“The benefit of this place,” Rocket League pro, Speed, explains, “is the ability to separate my work from home… Going to sleep where you work… it means my brain’s always in it.”
At home, he would be working and resting in the same room, essentially sleeping in his office. So, for Speed, living on site makes all the difference, as he feels he’s more able to switch off by physically distancing himself when he leaves the training rooms.Image 1 of 6
Obviously a big contributor to player health is their diet; here, energy drinks don’t constitute as meal replacements, no sir. Team Liquid’s two dedicated, on-site chefs are there to provide three nutritional meals a day.
They cater for each individual player’s dietary requirement and, according to Speed, “the food they cook is really, really, really good.” Sounds like a win for the kitchen duo. The pair were also asked for their design input for the kitchen, too, “so they’re happy,” says Lattanzio.
When it comes to physical fitness, it’s important the athletes keep up their core strength, to improve posture, and arm strength for those game-winning, competitive clicks, as well as the all important carpal tunnel prevention. There’s a nearby gym that players will soon be given passes for (once the world opens again). For the moment they have individual lockdown setups they are encouraged to make use of. Nothing too fancy, so I’ve been told, but they get the job done.

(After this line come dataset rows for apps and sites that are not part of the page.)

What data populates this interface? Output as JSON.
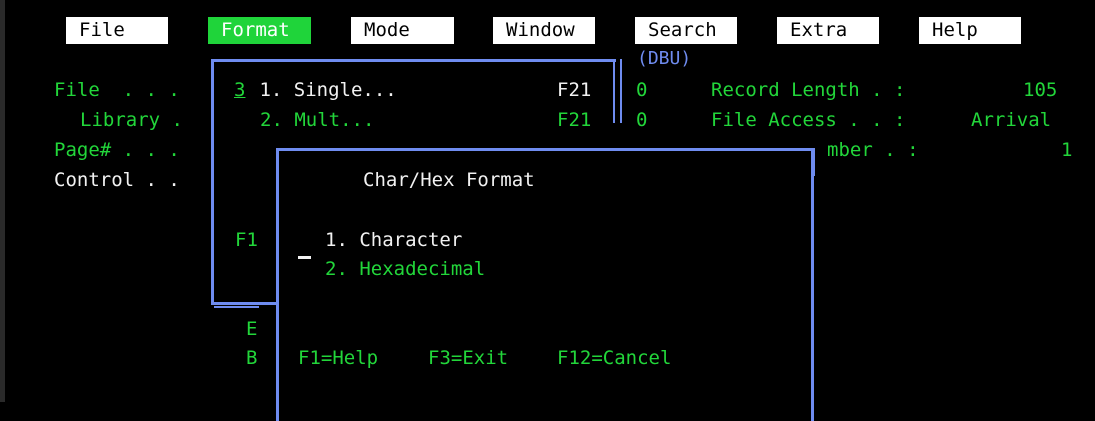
{
  "menubar": [
    {
      "label": "File",
      "active": false
    },
    {
      "label": "Format",
      "active": true
    },
    {
      "label": "Mode",
      "active": false
    },
    {
      "label": "Window",
      "active": false
    },
    {
      "label": "Search",
      "active": false
    },
    {
      "label": "Extra",
      "active": false
    },
    {
      "label": "Help",
      "active": false
    }
  ],
  "background": {
    "dbu": "(DBU)",
    "file_label": "File  . . .",
    "library_label": "Library .",
    "page_label": "Page# . . .",
    "control_label": "Control . .",
    "val1": "0",
    "val2": "0",
    "record_length_label": "Record Length . :",
    "record_length_value": "105",
    "file_access_label": "File Access . . :",
    "file_access_value": "Arrival",
    "number_label": "mber . :",
    "number_value": "1"
  },
  "format_menu": {
    "selection": "3",
    "item1_label": " 1. Single...",
    "item1_key": "F21",
    "item2_label": "2. Mult...",
    "item2_key": "F21",
    "partial_f1": "F1",
    "partial_e": "E",
    "partial_b": "B"
  },
  "dialog": {
    "title": "Char/Hex Format",
    "option1": "1. Character",
    "option2": "2. Hexadecimal",
    "f1": "F1=Help",
    "f3": "F3=Exit",
    "f12": "F12=Cancel"
  },
  "colors": {
    "green": "#22d63a",
    "white": "#f2f2f2",
    "blue": "#6f8cf0",
    "active_menu": "#1fd43a"
  }
}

Lattanzio also notes that they “don’t have a physical therapist, yet,” so maybe they’ll be making this kind of service available in future.
Obviously, it’s imperative the hardware on site is always working, that way the athletes can just plug in, and play on. Lattanzio explains that Dell Alienware are “very cooperative” when it comes to providing hardware. Players are given a lot of options when it comes to peripherals, and are even involved in the equipment design process through critical evaluation.
The athletes provide invaluable feedback as to what features work (or don’t), so it’s a win-win for both parties. Alienware gets access to testers who will push the gear to its absolute limits, and players have serious input so they know they’re getting quality, attentively designed, ergonomic equipment.
The players even have input as to lighting levels, so they can request to be put in the dark if the mood takes them—no one wants to be bombarded with fluorescent lighting when they’re trying to game, right? They also presumably have 24 hour tech support, so that takes away a lot of the hardware stress.
Besides, they have all these fancy sci-fi LED strips to increase their FPS, now, so no worries in that department.
Over the years, the world of esports has been steadily evolving, with athletes finally getting the treatment they need to excel. Now, getting the recognition it deserves as a professional sport, teams are no longer exiled to dark and dingy setups in their parents’ basements.
Team Liquid have set the bar pretty high with this Alienware-imagined training facility, further bolstering the vision of being a holistic esports organization. It can now stand proud in the knowledge that the various teams moving through HQ are being properly taken care of.
At least while they await the return of the mothership. Let’s hope they leave the best esport specimens for us, here on earth.